──────── Record extracts ────────

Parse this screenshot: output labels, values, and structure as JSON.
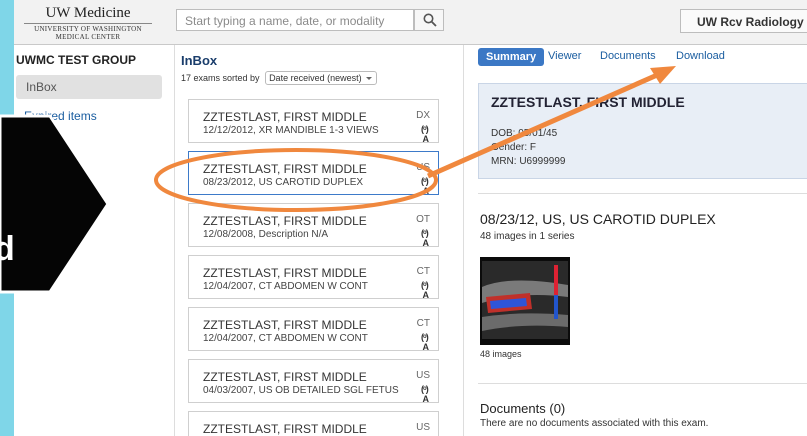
{
  "logo": {
    "title": "UW Medicine",
    "subtitle_1": "UNIVERSITY OF WASHINGTON",
    "subtitle_2": "MEDICAL CENTER"
  },
  "search": {
    "placeholder": "Start typing a name, date, or modality",
    "icon": "search-icon"
  },
  "user_button": "UW Rcv Radiology",
  "sidebar": {
    "group_title": "UWMC TEST GROUP",
    "items": [
      {
        "label": "InBox"
      },
      {
        "label": "Expired items"
      }
    ]
  },
  "inbox": {
    "title": "InBox",
    "sort_prefix": "17 exams sorted by",
    "sort_value": "Date received (newest)",
    "items": [
      {
        "name": "ZZTESTLAST, FIRST MIDDLE",
        "detail": "12/12/2012, XR MANDIBLE 1-3 VIEWS",
        "modality": "DX"
      },
      {
        "name": "ZZTESTLAST, FIRST MIDDLE",
        "detail": "08/23/2012, US CAROTID DUPLEX",
        "modality": "US"
      },
      {
        "name": "ZZTESTLAST, FIRST MIDDLE",
        "detail": "12/08/2008, Description N/A",
        "modality": "OT"
      },
      {
        "name": "ZZTESTLAST, FIRST MIDDLE",
        "detail": "12/04/2007, CT ABDOMEN W CONT",
        "modality": "CT"
      },
      {
        "name": "ZZTESTLAST, FIRST MIDDLE",
        "detail": "12/04/2007, CT ABDOMEN W CONT",
        "modality": "CT"
      },
      {
        "name": "ZZTESTLAST, FIRST MIDDLE",
        "detail": "04/03/2007, US OB DETAILED SGL FETUS",
        "modality": "US"
      },
      {
        "name": "ZZTESTLAST, FIRST MIDDLE",
        "detail": "",
        "modality": "US"
      }
    ],
    "item_icon_glyph": "(•)\nA",
    "selected_index": 1
  },
  "tabs": [
    {
      "label": "Summary",
      "active": true
    },
    {
      "label": "Viewer"
    },
    {
      "label": "Documents"
    },
    {
      "label": "Download"
    }
  ],
  "patient": {
    "name": "ZZTESTLAST, FIRST MIDDLE",
    "dob": "DOB: 05/01/45",
    "gender": "Gender: F",
    "mrn": "MRN: U6999999"
  },
  "study": {
    "title": "08/23/12, US, US CAROTID DUPLEX",
    "subtitle": "48 images in 1 series",
    "thumb_caption": "48 images"
  },
  "documents": {
    "title": "Documents (0)",
    "text": "There are no documents associated with this exam."
  },
  "overlay": {
    "big_text": "d",
    "accent_color": "#f0883e",
    "background_color": "#7fd6e8"
  }
}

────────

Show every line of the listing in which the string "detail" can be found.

**The completed task**
        "detail": "12/12/2012, XR MANDIBLE 1-3 VIEWS",
        "detail": "08/23/2012, US CAROTID DUPLEX",
        "detail": "12/08/2008, Description N/A",
        "detail": "12/04/2007, CT ABDOMEN W CONT",
        "detail": "12/04/2007, CT ABDOMEN W CONT",
        "detail": "04/03/2007, US OB DETAILED SGL FETUS",
        "detail": "",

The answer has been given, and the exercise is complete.